Mortgage Rates Grind Higher on Positive News – March 9, 2012
There are two big pieces of news today that could impact mortgage rates: 1) the Greek debt swap was successful, 2) this morning’s employment report was stronger than anticipated. Normally we would expect to see rising mortgage rates with two pieces of positive news. However, rates are not rising as much as I anticipated.
The Greek debt deal was completed last night, and somewhere around 85% of investors agreed to a swap. I believe that after collective action clauses are used to compel others to comply with the deal, participation will be somewhere around 95%. I still contend that Greek will need to leave the Eurozone and ultimately go back to using the Drachma. The fact of the matter is that Greece is in the midst of a depression, and will have to enact more austerity measures to comply with terms of a forthcoming bailout. Austerity+economic depression=no good. I think this situation is bound to deteriorate even more in the coming months. Nevertheless, the can has been successfully kicked down the road for the time being.
This morning’s payroll report was stronger than anticipated. Unemployment was stagnant at 8.3%, but 227k jobs were added in February. There were also upward revisions to December and January’s jobs reports. Expectations were for +210k jobs, so this is a fairly positive report. However, it is worth noting that 12.8 million Americans are unemployed, and 5.4 million have been out of work for six months.

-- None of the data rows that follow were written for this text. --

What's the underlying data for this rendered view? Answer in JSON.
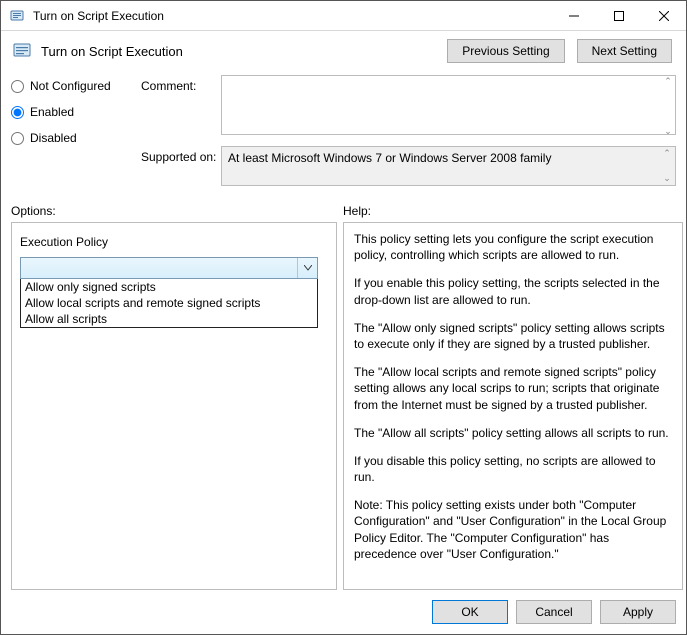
{
  "window": {
    "title": "Turn on Script Execution",
    "subtitle": "Turn on Script Execution",
    "nav": {
      "prev": "Previous Setting",
      "next": "Next Setting"
    }
  },
  "state": {
    "options": [
      "Not Configured",
      "Enabled",
      "Disabled"
    ],
    "selected": "Enabled"
  },
  "fields": {
    "commentLabel": "Comment:",
    "commentValue": "",
    "supportedLabel": "Supported on:",
    "supportedValue": "At least Microsoft Windows 7 or Windows Server 2008 family"
  },
  "sections": {
    "optionsLabel": "Options:",
    "helpLabel": "Help:"
  },
  "options": {
    "execPolicyLabel": "Execution Policy",
    "dropdownSelected": "",
    "dropdownItems": [
      "Allow only signed scripts",
      "Allow local scripts and remote signed scripts",
      "Allow all scripts"
    ]
  },
  "help": {
    "p1": "This policy setting lets you configure the script execution policy, controlling which scripts are allowed to run.",
    "p2": "If you enable this policy setting, the scripts selected in the drop-down list are allowed to run.",
    "p3": "The \"Allow only signed scripts\" policy setting allows scripts to execute only if they are signed by a trusted publisher.",
    "p4": "The \"Allow local scripts and remote signed scripts\" policy setting allows any local scrips to run; scripts that originate from the Internet must be signed by a trusted publisher.",
    "p5": "The \"Allow all scripts\" policy setting allows all scripts to run.",
    "p6": "If you disable this policy setting, no scripts are allowed to run.",
    "p7": "Note: This policy setting exists under both \"Computer Configuration\" and \"User Configuration\" in the Local Group Policy Editor. The \"Computer Configuration\" has precedence over \"User Configuration.\""
  },
  "footer": {
    "ok": "OK",
    "cancel": "Cancel",
    "apply": "Apply"
  }
}
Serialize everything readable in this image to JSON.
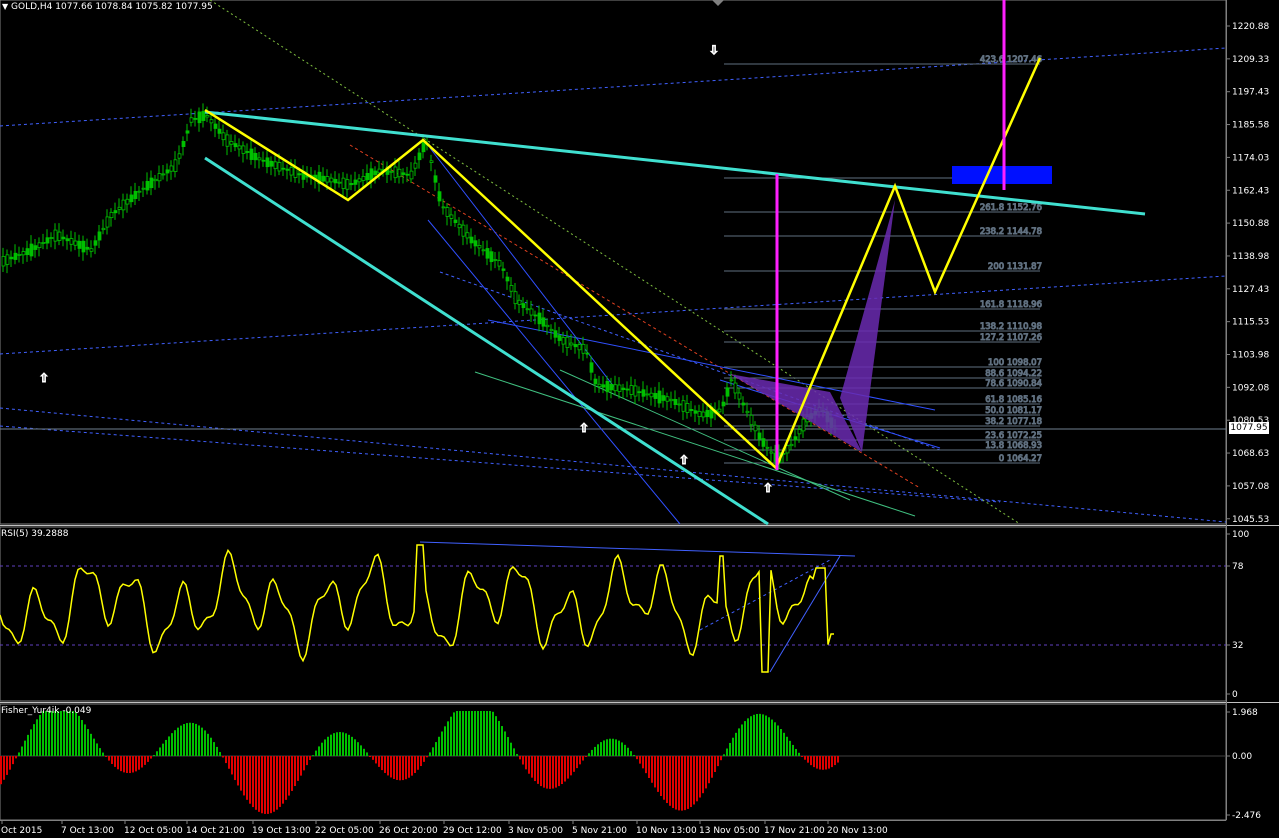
{
  "header": {
    "title": "GOLD,H4",
    "ohlc": "1077.66 1078.84 1075.82 1077.95"
  },
  "current_price": "1077.95",
  "price_axis": [
    "1220.88",
    "1209.33",
    "1197.43",
    "1185.58",
    "1174.03",
    "1162.43",
    "1150.88",
    "1138.98",
    "1127.43",
    "1115.53",
    "1103.98",
    "1092.08",
    "1080.53",
    "1068.63",
    "1057.08",
    "1045.53"
  ],
  "fib_levels": [
    "423.6 1207.46",
    "300 1165.67",
    "261.8 1152.76",
    "238.2 1144.78",
    "200 1131.87",
    "161.8 1118.96",
    "138.2 1110.98",
    "127.2 1107.26",
    "100 1098.07",
    "88.6 1094.22",
    "78.6 1090.84",
    "61.8 1085.16",
    "50.0 1081.17",
    "38.2 1077.18",
    "23.6 1072.25",
    "13.8 1068.93",
    "0 1064.27"
  ],
  "rsi": {
    "label": "RSI(5) 39.2888",
    "axis": [
      "100",
      "78",
      "32",
      "0"
    ]
  },
  "fisher": {
    "label": "Fisher_Yur4ik -0.049",
    "axis": [
      "1.968",
      "0.00",
      "-2.476"
    ]
  },
  "time_axis": [
    "Oct 2015",
    "7 Oct 13:00",
    "12 Oct 05:00",
    "14 Oct 21:00",
    "19 Oct 13:00",
    "22 Oct 05:00",
    "26 Oct 20:00",
    "29 Oct 12:00",
    "3 Nov 05:00",
    "5 Nov 21:00",
    "10 Nov 13:00",
    "13 Nov 05:00",
    "17 Nov 21:00",
    "20 Nov 13:00"
  ],
  "colors": {
    "background": "#000000",
    "candle": "#00c000",
    "zigzag": "#ffff00",
    "trendline": "#40e0d0",
    "projection": "#ff00ff",
    "fisher_up": "#00c000",
    "fisher_down": "#e00000",
    "marker": "#0000ff"
  }
}
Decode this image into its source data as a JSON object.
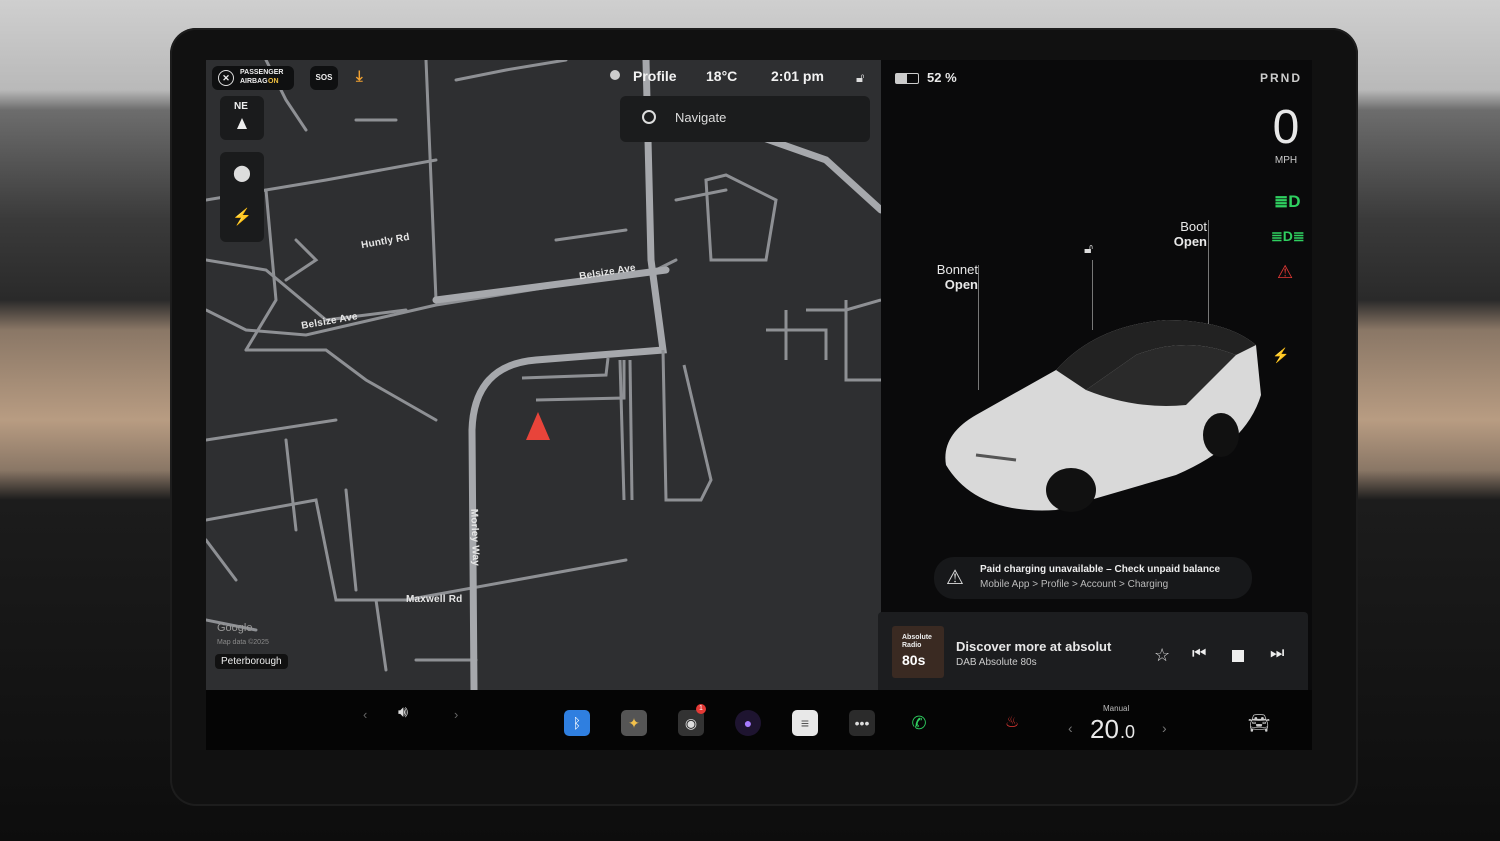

As I am writing this, mortgages have started to sell off more rapidly. I think that we are ultimately going to see a slow grind toward higher rates over the coming weeks.
A Few of Our Popular Rates and Products*:
|Mortgage Product||Mortgage Rates||APR|
|30 Year Fixed Conventional Mortgage||3.625%||3.741%|
|20 Year Fixed Conventional Mortgage||3.500%||3.661%|
|15 Year Fixed Conventional Mortgage||3.000%||3.060%|
|30 Year Fixed FHA Mortgage||3.625%||4.975%|
|15 Year Fixed Conforming Jumbo||3.500%||3.670%|
|30 Year Fixed Conforming Jumbo||4.375%||4.474%|
|5/1 Adjustable Rate Mortgage||2.375%||2.752%|
|5/1 Adjustable Rate Conforming Jumbo Mortgage||2.750%||2.711%|
***Mortgage change frequently. These rates were quoted at 1:10 A.M., on March 9, 2012. Call 877-868-2503 for more details.***
Today’s News, Links, and Things I’m Reading:
BLS: Nonfarm payrolls rose by 227,000 in February. The unemployment rate remained at 8.3%.
Reuters: Greece Averts Immediate Default, Markets Skeptical. I think skepticism is the word of the day. I don’t think this is the last we’ve heard on this matter.
Felix Salmon: The Employment Recovery is Real. We’re heading in the right direction, but I still don’t think the possibility of renewed recession is off the table. I remain unconvinced.
Barry Ritholtz: Why is iPad So Much More Dominant Than iPhone? Really good discussion in the comments section here.
Government Accountability Office: On the Capital Purchase Program: “As of January 31, 2012, 341 institutions had exited CPP, almost half by repaying CPP with funds from other federal programs.”
ProPublica: What the Frack is in That Water? I don’t think I’m getting enough hydrotreated light distillate in my water. Bring on the fracking!
Chicago Tribune: Lowering Our Expectations for Forclosure Settlement. Honestly, my expectations could not be any lower.
Dave Dayen: The Pernicious “Foreclosures are Good” Meme. I find this meme to be incredibly irritating.
Vanity Fair: Ghosts in the Newsroom. Can the Washington Post be saved?
L.A. Times: Banks Foreclosing on Churches in Record Numbers. According to the article, 138 churches were sold by banks in 2011. Apparently they are mostly purchased by other churches. I guess that makes sense.
Boston Real Estate Now: All the Costs of Buying and Selling.
* All rates shown are for 30 day rate locks. Longer locks are available. The APR for conventional loan amounts is calculated using a loan amount of $417,000, 1 point, a $495 application fee, $400 appraisal fee, $799 underwriting fee and a $16 flood certification fee. The APR for jumbo loan amounts is calculated using a loan amount of $500,000, two points, a $495 application fee, $400 appraisal fee, $799 underwriting fee and a $16 flood certification fee. The APR for FHA loan amounts is calculated using a loan amount of $295,000, two points, a $495 application fee, $450 appraisal fee, $715 underwriting fee and a $16 flood certification fee. Some rates and fees may vary by state. All interest rates listed are for qualified applicants with 720 or higher FICO and 80 LTV and are subject to mortgage approval with full documentation of income. All rates are subject to change without notice. All rates shown are for 30 day rate locks with 1 point unless otherwise noted.